Data records for software interfaces
+--
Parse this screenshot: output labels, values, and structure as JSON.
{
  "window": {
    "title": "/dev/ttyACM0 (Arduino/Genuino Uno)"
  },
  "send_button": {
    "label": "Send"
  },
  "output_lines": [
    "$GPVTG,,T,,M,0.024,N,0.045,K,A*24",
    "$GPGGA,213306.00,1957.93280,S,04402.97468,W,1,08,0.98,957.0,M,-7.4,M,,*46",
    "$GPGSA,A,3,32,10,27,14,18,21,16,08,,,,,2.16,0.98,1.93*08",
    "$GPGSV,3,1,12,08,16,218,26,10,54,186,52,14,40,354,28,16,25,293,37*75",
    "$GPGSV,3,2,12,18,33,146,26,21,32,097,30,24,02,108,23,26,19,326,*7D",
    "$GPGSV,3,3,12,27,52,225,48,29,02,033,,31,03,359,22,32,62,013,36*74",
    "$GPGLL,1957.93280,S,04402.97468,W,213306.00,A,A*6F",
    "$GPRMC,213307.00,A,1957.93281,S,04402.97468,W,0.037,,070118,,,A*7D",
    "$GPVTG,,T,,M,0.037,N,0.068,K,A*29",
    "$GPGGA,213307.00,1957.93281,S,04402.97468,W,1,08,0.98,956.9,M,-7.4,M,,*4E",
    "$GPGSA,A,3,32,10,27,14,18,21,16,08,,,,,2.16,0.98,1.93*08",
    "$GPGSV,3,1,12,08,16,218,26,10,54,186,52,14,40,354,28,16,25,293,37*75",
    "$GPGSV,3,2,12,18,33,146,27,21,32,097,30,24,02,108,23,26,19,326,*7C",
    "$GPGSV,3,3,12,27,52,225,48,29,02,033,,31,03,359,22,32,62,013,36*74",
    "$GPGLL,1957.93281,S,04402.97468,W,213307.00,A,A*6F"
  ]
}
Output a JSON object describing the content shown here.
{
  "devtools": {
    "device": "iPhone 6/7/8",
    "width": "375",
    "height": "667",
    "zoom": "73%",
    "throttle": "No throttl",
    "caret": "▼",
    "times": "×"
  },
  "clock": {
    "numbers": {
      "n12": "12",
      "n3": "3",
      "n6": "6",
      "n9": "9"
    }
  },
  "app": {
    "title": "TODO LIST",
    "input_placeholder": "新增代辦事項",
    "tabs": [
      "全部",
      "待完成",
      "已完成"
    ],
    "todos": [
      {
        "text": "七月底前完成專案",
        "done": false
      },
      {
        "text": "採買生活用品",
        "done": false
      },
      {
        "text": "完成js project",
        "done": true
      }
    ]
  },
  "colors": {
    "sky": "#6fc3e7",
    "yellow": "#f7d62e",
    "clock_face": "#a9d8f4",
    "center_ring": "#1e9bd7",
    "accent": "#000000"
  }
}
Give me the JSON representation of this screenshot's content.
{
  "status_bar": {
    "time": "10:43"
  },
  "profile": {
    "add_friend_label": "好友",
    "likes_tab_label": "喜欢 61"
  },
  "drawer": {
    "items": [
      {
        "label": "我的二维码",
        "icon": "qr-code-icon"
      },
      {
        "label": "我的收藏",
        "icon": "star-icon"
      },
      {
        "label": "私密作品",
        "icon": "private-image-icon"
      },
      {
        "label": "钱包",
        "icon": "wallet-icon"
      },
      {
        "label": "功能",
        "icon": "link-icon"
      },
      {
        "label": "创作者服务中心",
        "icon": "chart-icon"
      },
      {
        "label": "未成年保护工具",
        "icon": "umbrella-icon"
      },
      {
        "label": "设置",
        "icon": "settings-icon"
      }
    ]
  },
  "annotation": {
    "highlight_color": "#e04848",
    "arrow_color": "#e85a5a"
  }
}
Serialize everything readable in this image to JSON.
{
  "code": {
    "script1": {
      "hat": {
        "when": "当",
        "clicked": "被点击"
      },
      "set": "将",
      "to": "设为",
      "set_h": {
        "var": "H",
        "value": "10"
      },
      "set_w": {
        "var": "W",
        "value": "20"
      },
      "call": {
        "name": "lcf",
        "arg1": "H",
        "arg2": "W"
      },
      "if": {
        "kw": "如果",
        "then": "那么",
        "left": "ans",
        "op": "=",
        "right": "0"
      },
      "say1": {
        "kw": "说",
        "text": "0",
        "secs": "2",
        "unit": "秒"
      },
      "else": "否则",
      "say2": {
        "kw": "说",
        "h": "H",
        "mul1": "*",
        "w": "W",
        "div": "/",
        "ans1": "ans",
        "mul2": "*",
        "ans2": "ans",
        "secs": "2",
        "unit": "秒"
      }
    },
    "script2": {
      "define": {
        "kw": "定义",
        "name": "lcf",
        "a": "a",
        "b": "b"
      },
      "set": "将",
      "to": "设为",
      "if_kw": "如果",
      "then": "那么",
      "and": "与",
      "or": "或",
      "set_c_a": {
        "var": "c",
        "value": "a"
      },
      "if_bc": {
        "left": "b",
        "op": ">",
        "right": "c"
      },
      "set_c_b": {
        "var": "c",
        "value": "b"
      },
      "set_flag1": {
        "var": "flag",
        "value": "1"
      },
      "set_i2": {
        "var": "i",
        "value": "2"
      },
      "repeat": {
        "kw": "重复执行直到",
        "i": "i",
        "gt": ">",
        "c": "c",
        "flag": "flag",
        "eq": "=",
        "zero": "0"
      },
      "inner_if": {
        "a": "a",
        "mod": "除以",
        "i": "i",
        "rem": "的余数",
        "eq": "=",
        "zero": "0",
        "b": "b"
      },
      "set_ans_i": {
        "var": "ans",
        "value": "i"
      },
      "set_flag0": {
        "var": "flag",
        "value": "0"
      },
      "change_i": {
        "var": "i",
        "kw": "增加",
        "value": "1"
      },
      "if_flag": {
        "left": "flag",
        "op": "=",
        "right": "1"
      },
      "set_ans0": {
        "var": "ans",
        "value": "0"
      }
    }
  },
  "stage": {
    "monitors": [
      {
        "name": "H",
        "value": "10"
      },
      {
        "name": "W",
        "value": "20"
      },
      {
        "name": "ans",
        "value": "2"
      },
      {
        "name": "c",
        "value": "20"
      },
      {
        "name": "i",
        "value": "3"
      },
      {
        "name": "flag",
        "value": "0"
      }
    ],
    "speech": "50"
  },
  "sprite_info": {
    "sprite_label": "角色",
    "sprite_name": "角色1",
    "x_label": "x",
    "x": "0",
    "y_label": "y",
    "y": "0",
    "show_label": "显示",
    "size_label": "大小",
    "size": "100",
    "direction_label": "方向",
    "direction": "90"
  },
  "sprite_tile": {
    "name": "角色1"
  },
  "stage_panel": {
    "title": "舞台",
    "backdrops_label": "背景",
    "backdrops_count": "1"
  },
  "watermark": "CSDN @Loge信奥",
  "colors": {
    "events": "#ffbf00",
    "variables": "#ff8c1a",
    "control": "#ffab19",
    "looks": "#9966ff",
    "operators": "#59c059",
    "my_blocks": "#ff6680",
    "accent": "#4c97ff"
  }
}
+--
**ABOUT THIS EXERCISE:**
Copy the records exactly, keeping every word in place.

**RESPONSE TO THE TASK:**
Parse this screenshot: output labels, values, and structure as JSON.
{
  "window": {
    "title": "/dev/ttyACM0 (Arduino/Genuino Uno)"
  },
  "send_button": {
    "label": "Send"
  },
  "output_lines": [
    "$GPVTG,,T,,M,0.024,N,0.045,K,A*24",
    "$GPGGA,213306.00,1957.93280,S,04402.97468,W,1,08,0.98,957.0,M,-7.4,M,,*46",
    "$GPGSA,A,3,32,10,27,14,18,21,16,08,,,,,2.16,0.98,1.93*08",
    "$GPGSV,3,1,12,08,16,218,26,10,54,186,52,14,40,354,28,16,25,293,37*75",
    "$GPGSV,3,2,12,18,33,146,26,21,32,097,30,24,02,108,23,26,19,326,*7D",
    "$GPGSV,3,3,12,27,52,225,48,29,02,033,,31,03,359,22,32,62,013,36*74",
    "$GPGLL,1957.93280,S,04402.97468,W,213306.00,A,A*6F",
    "$GPRMC,213307.00,A,1957.93281,S,04402.97468,W,0.037,,070118,,,A*7D",
    "$GPVTG,,T,,M,0.037,N,0.068,K,A*29",
    "$GPGGA,213307.00,1957.93281,S,04402.97468,W,1,08,0.98,956.9,M,-7.4,M,,*4E",
    "$GPGSA,A,3,32,10,27,14,18,21,16,08,,,,,2.16,0.98,1.93*08",
    "$GPGSV,3,1,12,08,16,218,26,10,54,186,52,14,40,354,28,16,25,293,37*75",
    "$GPGSV,3,2,12,18,33,146,27,21,32,097,30,24,02,108,23,26,19,326,*7C",
    "$GPGSV,3,3,12,27,52,225,48,29,02,033,,31,03,359,22,32,62,013,36*74",
    "$GPGLL,1957.93281,S,04402.97468,W,213307.00,A,A*6F"
  ]
}
Output a JSON object describing the content shown here.
{
  "devtools": {
    "device": "iPhone 6/7/8",
    "width": "375",
    "height": "667",
    "zoom": "73%",
    "throttle": "No throttl",
    "caret": "▼",
    "times": "×"
  },
  "clock": {
    "numbers": {
      "n12": "12",
      "n3": "3",
      "n6": "6",
      "n9": "9"
    }
  },
  "app": {
    "title": "TODO LIST",
    "input_placeholder": "新增代辦事項",
    "tabs": [
      "全部",
      "待完成",
      "已完成"
    ],
    "todos": [
      {
        "text": "七月底前完成專案",
        "done": false
      },
      {
        "text": "採買生活用品",
        "done": false
      },
      {
        "text": "完成js project",
        "done": true
      }
    ]
  },
  "colors": {
    "sky": "#6fc3e7",
    "yellow": "#f7d62e",
    "clock_face": "#a9d8f4",
    "center_ring": "#1e9bd7",
    "accent": "#000000"
  }
}
Give me the JSON representation of this screenshot's content.
{
  "status_bar": {
    "time": "10:43"
  },
  "profile": {
    "add_friend_label": "好友",
    "likes_tab_label": "喜欢 61"
  },
  "drawer": {
    "items": [
      {
        "label": "我的二维码",
        "icon": "qr-code-icon"
      },
      {
        "label": "我的收藏",
        "icon": "star-icon"
      },
      {
        "label": "私密作品",
        "icon": "private-image-icon"
      },
      {
        "label": "钱包",
        "icon": "wallet-icon"
      },
      {
        "label": "功能",
        "icon": "link-icon"
      },
      {
        "label": "创作者服务中心",
        "icon": "chart-icon"
      },
      {
        "label": "未成年保护工具",
        "icon": "umbrella-icon"
      },
      {
        "label": "设置",
        "icon": "settings-icon"
      }
    ]
  },
  "annotation": {
    "highlight_color": "#e04848",
    "arrow_color": "#e85a5a"
  }
}
Serialize everything readable in this image to JSON.
{
  "code": {
    "script1": {
      "hat": {
        "when": "当",
        "clicked": "被点击"
      },
      "set": "将",
      "to": "设为",
      "set_h": {
        "var": "H",
        "value": "10"
      },
      "set_w": {
        "var": "W",
        "value": "20"
      },
      "call": {
        "name": "lcf",
        "arg1": "H",
        "arg2": "W"
      },
      "if": {
        "kw": "如果",
        "then": "那么",
        "left": "ans",
        "op": "=",
        "right": "0"
      },
      "say1": {
        "kw": "说",
        "text": "0",
        "secs": "2",
        "unit": "秒"
      },
      "else": "否则",
      "say2": {
        "kw": "说",
        "h": "H",
        "mul1": "*",
        "w": "W",
        "div": "/",
        "ans1": "ans",
        "mul2": "*",
        "ans2": "ans",
        "secs": "2",
        "unit": "秒"
      }
    },
    "script2": {
      "define": {
        "kw": "定义",
        "name": "lcf",
        "a": "a",
        "b": "b"
      },
      "set": "将",
      "to": "设为",
      "if_kw": "如果",
      "then": "那么",
      "and": "与",
      "or": "或",
      "set_c_a": {
        "var": "c",
        "value": "a"
      },
      "if_bc": {
        "left": "b",
        "op": ">",
        "right": "c"
      },
      "set_c_b": {
        "var": "c",
        "value": "b"
      },
      "set_flag1": {
        "var": "flag",
        "value": "1"
      },
      "set_i2": {
        "var": "i",
        "value": "2"
      },
      "repeat": {
        "kw": "重复执行直到",
        "i": "i",
        "gt": ">",
        "c": "c",
        "flag": "flag",
        "eq": "=",
        "zero": "0"
      },
      "inner_if": {
        "a": "a",
        "mod": "除以",
        "i": "i",
        "rem": "的余数",
        "eq": "=",
        "zero": "0",
        "b": "b"
      },
      "set_ans_i": {
        "var": "ans",
        "value": "i"
      },
      "set_flag0": {
        "var": "flag",
        "value": "0"
      },
      "change_i": {
        "var": "i",
        "kw": "增加",
        "value": "1"
      },
      "if_flag": {
        "left": "flag",
        "op": "=",
        "right": "1"
      },
      "set_ans0": {
        "var": "ans",
        "value": "0"
      }
    }
  },
  "stage": {
    "monitors": [
      {
        "name": "H",
        "value": "10"
      },
      {
        "name": "W",
        "value": "20"
      },
      {
        "name": "ans",
        "value": "2"
      },
      {
        "name": "c",
        "value": "20"
      },
      {
        "name": "i",
        "value": "3"
      },
      {
        "name": "flag",
        "value": "0"
      }
    ],
    "speech": "50"
  },
  "sprite_info": {
    "sprite_label": "角色",
    "sprite_name": "角色1",
    "x_label": "x",
    "x": "0",
    "y_label": "y",
    "y": "0",
    "show_label": "显示",
    "size_label": "大小",
    "size": "100",
    "direction_label": "方向",
    "direction": "90"
  },
  "sprite_tile": {
    "name": "角色1"
  },
  "stage_panel": {
    "title": "舞台",
    "backdrops_label": "背景",
    "backdrops_count": "1"
  },
  "watermark": "CSDN @Loge信奥",
  "colors": {
    "events": "#ffbf00",
    "variables": "#ff8c1a",
    "control": "#ffab19",
    "looks": "#9966ff",
    "operators": "#59c059",
    "my_blocks": "#ff6680",
    "accent": "#4c97ff"
  }
}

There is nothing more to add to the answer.